Mrs. Alchemy mulling over autopilot brands.

Sea state: Stateless
As can be seen, it was another windless day (although it improved at the last stretch and we motorsailed with a more or less effective jib adding a couple of knots).
How to Avoid Huge Ships: Lake Ontario Edition.
Both legs of this otherwise minor journey, I took an interest in the doings of the little AIS targets on my VHF. The CPA calculation is the one I find most useful in AIS monitoring. When we sailed yesterday in moderate fog, we of course noted that plenty of boats did not have AIS and therefore required careful watchstanding (we have as yet not installed a radar). But there were quite a few that had it going, and even the scant data delivered by our AIS-equipped radio gave us a heightened awareness. Not to mention notifying us when the large lake freighter had started to move off its pier at 90 degrees to our course. Handy, that. 
Water scene with duck.
We were just missed by another line of thunderstorms and made it home tired but happy.
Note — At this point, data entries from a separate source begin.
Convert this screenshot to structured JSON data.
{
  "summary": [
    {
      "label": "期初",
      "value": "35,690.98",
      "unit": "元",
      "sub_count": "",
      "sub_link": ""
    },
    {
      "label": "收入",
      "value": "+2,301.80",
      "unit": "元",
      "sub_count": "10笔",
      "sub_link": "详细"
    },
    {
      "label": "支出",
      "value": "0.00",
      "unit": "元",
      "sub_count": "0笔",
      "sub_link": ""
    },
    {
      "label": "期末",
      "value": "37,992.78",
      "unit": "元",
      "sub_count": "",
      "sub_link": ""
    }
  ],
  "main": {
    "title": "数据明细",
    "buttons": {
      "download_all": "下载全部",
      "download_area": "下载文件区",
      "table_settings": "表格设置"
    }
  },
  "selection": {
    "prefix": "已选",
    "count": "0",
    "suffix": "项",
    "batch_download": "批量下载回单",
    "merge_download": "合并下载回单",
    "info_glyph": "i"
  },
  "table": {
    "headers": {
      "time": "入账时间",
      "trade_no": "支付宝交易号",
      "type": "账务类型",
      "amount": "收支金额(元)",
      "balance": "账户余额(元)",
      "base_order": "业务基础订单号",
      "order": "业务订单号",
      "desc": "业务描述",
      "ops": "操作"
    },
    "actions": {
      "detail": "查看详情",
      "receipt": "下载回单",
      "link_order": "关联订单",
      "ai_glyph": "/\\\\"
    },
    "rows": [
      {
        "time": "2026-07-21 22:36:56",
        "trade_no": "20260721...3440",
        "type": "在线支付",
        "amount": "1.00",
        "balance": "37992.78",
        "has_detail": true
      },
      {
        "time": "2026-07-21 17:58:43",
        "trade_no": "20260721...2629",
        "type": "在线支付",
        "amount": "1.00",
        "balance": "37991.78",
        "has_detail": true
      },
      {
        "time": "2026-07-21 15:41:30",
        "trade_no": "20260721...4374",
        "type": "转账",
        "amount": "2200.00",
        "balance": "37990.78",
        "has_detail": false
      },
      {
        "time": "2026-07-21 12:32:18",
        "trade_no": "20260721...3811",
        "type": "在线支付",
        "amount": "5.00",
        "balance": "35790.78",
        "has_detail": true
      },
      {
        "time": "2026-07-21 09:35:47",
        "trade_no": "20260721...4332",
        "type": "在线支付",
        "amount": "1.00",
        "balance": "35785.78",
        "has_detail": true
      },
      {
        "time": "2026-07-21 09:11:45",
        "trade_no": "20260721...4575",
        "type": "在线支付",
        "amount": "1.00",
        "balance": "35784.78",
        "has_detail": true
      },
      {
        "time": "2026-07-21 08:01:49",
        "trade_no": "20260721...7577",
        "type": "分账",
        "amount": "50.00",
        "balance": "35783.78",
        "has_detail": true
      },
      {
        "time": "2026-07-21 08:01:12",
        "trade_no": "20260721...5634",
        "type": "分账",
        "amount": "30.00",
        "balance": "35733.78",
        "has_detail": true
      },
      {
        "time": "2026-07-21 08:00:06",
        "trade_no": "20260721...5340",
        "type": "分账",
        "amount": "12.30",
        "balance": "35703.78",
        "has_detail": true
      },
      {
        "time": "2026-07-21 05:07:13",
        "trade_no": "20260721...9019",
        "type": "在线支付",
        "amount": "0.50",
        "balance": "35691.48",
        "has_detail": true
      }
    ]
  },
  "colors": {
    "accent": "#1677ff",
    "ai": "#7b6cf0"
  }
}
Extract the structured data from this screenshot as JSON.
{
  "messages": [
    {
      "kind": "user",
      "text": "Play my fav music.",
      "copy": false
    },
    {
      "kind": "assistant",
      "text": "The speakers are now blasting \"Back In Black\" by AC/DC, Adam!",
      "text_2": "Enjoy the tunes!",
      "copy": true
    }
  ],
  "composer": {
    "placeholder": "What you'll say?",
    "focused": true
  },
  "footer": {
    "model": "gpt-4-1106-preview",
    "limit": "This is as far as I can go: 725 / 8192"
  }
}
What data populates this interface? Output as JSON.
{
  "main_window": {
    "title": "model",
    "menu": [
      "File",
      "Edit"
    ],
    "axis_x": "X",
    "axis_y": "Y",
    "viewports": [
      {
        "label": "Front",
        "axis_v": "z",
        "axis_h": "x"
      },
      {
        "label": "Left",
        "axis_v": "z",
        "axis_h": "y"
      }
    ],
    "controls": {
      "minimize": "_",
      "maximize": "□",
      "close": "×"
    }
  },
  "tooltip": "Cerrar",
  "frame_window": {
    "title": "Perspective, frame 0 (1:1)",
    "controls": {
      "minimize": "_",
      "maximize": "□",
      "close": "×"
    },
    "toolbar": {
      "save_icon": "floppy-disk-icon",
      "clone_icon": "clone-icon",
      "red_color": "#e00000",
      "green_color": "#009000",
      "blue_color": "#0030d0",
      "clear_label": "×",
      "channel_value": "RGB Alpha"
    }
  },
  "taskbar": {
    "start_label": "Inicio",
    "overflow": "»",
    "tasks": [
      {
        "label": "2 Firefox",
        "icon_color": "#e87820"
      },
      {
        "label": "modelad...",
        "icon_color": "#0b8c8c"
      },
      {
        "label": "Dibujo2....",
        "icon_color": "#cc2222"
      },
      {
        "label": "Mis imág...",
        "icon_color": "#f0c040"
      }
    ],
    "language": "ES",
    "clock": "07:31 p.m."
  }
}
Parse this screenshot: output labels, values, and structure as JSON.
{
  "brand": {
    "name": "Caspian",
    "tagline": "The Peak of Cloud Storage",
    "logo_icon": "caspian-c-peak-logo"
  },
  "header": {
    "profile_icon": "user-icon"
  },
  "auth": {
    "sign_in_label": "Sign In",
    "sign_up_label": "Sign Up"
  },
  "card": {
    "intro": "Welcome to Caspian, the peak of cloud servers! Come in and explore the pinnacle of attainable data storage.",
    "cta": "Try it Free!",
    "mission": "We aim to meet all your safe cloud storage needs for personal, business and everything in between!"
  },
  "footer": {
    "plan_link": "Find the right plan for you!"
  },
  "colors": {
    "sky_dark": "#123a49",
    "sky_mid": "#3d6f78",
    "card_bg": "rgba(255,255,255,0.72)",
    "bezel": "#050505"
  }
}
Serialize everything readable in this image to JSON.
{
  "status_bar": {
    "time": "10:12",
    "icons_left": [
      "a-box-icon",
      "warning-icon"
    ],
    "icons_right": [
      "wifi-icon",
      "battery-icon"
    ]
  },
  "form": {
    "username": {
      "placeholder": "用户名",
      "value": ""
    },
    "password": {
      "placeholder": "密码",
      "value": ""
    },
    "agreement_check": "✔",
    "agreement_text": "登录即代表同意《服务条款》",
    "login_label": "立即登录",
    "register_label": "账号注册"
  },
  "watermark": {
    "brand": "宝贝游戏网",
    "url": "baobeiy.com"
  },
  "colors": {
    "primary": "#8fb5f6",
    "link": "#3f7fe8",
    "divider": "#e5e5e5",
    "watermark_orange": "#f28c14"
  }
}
The Canada Day Weekend involved an enormous rubber duck (see photo). Patriotism continues to baffle me.
My god...the harbour...it's full of duck!

No comments: